Unfortunately, Jordan wasn’t a well-developed a character as Molly. She was still a complete character, but she wasn’t as rounded out. We’re told she’s stunning and her looks and clothes are described pretty frequently, but I wanted to know more about Jordan’s inner world than her outer appearance. Her career as a producer didn’t get as much attention as Molly’s profession, even though it could be incredibly interesting. I once dated somebody whose parents were television producers and it’s a weird job! I got an iPod from Drew Carey because of it, and heard occasional celebrity gossip, and that was just television production. Film production could add so much flavor. The demands of Molly’s career as a baker and owner of a small business are so different from the demands of Jordan’s career. What would Jordan’s late and irregular hours mean for Molly, who has to get up early? Jordan’s job either forces her to be away on location regularly or to be where there’s a market for film producers, which is probably not small town Illinois where Molly’s tied to a business. This could have been a rich source of tension, but Jordan’s non-Applewood past and her career seemed like an afterthought. Jordan returned to Applewood in part because she’d just lost her job because she was being sexually harassed, something that’s mentioned early and then never brought up again or resolved. Jordan also comes home to start a production company with a L.A. friend willing to relocate, with a business model I found even more unlikely than Molly’s, but doesn’t seem to encounter any difficulty at all. Early on, it’s implied that Jordan has never wanted to settle down and maybe had a lot of flings with women in the past, but this isn’t explored much either.

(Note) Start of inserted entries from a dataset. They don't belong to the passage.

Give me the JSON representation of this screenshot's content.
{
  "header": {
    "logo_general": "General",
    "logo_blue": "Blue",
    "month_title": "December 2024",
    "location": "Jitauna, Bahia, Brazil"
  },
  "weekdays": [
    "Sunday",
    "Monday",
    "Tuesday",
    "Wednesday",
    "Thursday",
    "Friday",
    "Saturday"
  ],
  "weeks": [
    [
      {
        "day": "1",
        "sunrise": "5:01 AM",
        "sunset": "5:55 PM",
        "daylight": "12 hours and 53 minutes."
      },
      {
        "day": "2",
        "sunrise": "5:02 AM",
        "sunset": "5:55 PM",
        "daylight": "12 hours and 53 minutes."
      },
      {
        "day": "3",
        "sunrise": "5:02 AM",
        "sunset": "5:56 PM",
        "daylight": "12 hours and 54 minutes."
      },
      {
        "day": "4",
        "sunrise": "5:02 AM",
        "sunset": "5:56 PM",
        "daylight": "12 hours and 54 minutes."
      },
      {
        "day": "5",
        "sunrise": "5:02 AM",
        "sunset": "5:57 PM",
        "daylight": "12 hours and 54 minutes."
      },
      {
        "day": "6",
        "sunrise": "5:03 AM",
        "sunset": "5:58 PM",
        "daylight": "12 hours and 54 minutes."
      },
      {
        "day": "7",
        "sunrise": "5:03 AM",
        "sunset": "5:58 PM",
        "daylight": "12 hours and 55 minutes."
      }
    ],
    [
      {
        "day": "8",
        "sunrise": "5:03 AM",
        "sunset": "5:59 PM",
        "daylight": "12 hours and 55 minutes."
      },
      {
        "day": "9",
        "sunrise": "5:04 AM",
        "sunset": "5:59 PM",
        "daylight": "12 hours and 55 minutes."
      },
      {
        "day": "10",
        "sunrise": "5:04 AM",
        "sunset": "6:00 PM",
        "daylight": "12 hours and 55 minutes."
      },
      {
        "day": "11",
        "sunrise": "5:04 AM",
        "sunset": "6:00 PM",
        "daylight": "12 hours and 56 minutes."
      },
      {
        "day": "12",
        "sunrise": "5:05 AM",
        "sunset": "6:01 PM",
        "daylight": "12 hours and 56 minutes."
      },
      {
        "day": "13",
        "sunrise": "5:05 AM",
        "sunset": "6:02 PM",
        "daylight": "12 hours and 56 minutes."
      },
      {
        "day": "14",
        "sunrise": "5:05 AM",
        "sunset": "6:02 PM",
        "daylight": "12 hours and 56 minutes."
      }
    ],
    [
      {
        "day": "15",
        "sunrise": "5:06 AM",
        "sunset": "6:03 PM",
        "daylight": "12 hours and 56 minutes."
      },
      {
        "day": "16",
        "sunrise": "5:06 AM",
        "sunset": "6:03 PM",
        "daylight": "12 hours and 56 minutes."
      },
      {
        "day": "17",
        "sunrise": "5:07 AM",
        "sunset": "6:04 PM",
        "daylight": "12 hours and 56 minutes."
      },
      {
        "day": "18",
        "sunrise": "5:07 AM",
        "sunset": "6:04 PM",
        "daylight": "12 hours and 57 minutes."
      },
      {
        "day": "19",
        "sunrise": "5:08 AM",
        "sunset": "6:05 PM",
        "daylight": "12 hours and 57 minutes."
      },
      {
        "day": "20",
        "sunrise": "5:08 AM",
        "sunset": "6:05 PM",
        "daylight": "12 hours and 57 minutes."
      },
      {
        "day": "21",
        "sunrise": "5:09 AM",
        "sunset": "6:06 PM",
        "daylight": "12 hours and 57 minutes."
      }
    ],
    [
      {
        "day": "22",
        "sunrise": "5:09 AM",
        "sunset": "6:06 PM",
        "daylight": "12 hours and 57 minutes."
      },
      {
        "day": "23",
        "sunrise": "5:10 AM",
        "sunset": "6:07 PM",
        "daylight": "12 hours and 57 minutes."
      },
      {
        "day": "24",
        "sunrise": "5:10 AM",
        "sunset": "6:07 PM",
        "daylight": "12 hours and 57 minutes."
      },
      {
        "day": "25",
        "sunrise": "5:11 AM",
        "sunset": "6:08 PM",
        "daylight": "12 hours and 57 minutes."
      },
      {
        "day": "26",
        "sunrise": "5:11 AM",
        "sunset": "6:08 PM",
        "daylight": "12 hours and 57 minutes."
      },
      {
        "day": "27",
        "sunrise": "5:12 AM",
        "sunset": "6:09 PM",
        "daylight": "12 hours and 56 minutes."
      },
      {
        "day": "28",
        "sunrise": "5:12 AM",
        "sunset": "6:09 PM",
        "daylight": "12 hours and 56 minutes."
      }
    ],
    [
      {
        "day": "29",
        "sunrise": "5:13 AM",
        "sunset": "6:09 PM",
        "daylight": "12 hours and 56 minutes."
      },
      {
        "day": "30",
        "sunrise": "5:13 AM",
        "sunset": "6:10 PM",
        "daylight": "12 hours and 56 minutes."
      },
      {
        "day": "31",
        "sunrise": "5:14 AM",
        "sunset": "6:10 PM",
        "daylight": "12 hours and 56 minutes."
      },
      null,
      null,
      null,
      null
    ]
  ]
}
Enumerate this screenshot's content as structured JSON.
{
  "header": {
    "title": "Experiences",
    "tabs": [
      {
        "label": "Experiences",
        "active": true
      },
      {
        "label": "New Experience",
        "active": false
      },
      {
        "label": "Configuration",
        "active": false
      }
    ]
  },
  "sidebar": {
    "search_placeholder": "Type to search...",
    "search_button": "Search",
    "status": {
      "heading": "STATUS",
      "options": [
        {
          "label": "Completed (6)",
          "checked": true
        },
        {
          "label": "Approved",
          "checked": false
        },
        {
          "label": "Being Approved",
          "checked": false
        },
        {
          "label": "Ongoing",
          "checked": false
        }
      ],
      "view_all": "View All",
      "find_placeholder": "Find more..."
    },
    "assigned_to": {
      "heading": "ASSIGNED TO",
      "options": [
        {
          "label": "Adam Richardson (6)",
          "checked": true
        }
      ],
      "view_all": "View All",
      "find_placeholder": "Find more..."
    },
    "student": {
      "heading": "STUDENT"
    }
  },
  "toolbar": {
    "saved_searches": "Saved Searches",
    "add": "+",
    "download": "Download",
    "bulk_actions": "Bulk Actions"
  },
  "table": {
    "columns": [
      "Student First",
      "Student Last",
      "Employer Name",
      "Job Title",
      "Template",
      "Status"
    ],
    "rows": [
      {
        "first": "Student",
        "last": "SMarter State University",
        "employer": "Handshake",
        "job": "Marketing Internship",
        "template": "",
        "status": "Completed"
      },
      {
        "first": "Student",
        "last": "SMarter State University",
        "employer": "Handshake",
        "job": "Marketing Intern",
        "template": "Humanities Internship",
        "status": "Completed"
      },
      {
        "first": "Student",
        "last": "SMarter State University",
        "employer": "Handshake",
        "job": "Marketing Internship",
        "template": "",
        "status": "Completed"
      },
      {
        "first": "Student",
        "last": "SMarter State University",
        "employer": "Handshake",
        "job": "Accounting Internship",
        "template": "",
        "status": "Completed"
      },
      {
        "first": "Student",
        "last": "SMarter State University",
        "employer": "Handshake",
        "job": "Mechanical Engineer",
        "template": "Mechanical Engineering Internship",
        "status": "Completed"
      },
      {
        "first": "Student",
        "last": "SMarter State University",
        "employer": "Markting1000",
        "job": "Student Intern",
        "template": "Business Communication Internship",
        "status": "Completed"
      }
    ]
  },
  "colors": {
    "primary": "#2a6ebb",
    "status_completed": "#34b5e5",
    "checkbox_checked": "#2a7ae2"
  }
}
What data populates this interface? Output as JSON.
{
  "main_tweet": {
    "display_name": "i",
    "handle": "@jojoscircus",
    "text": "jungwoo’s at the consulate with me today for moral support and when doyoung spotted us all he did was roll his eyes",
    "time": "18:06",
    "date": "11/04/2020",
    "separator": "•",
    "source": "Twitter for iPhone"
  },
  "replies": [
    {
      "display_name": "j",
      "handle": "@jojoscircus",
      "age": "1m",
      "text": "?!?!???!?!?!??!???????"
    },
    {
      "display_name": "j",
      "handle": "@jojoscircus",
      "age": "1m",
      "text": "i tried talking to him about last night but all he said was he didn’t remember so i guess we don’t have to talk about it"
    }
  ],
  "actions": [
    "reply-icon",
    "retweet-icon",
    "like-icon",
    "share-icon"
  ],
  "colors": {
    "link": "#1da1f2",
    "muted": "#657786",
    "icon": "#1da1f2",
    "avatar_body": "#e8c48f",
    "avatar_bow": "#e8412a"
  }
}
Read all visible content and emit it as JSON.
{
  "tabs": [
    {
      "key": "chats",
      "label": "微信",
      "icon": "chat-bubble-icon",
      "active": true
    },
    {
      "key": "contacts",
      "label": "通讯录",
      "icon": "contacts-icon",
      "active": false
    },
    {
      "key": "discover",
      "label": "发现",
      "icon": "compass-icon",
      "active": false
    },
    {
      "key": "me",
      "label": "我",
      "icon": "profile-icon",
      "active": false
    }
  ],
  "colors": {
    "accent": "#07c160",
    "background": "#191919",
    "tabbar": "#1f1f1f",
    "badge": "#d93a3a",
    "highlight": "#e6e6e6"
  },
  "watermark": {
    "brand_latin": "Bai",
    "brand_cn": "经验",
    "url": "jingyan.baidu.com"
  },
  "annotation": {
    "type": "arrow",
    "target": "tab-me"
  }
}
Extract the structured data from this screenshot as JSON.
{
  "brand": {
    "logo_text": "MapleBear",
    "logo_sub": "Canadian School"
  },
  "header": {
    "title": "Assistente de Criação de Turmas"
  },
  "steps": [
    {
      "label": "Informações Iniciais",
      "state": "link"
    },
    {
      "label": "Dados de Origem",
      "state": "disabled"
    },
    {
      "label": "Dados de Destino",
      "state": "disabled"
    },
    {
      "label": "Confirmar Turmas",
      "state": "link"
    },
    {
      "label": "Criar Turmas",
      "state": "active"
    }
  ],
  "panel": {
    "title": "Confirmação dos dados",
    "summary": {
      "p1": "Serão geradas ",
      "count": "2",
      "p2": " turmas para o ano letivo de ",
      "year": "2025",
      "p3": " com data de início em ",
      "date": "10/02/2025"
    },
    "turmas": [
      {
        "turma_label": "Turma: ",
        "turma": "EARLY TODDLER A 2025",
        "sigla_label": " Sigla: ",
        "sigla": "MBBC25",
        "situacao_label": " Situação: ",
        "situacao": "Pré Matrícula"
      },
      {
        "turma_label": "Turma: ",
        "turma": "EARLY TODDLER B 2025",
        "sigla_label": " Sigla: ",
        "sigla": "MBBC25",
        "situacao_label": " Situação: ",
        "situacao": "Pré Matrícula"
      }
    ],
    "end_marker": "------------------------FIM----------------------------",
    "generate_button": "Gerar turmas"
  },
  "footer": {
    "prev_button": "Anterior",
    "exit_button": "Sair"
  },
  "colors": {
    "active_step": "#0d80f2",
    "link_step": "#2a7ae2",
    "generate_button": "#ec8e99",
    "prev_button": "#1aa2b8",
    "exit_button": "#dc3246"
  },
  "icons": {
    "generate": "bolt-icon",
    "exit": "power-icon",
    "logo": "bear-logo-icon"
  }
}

However, Jordan is much more a real person than many lesbian romance leads. She has quirks and charm, and so does Molly. Applewood is pleasantly free of homophobia, both the main characters are out, and the impediments to the romance make sense without being out of insurmountable. Those things alone make it worth the read for lesbian romance fans. I’m going to check out some of Brayden’s other books. Her writing is fun, which is something I always want more of when I’m reading romance.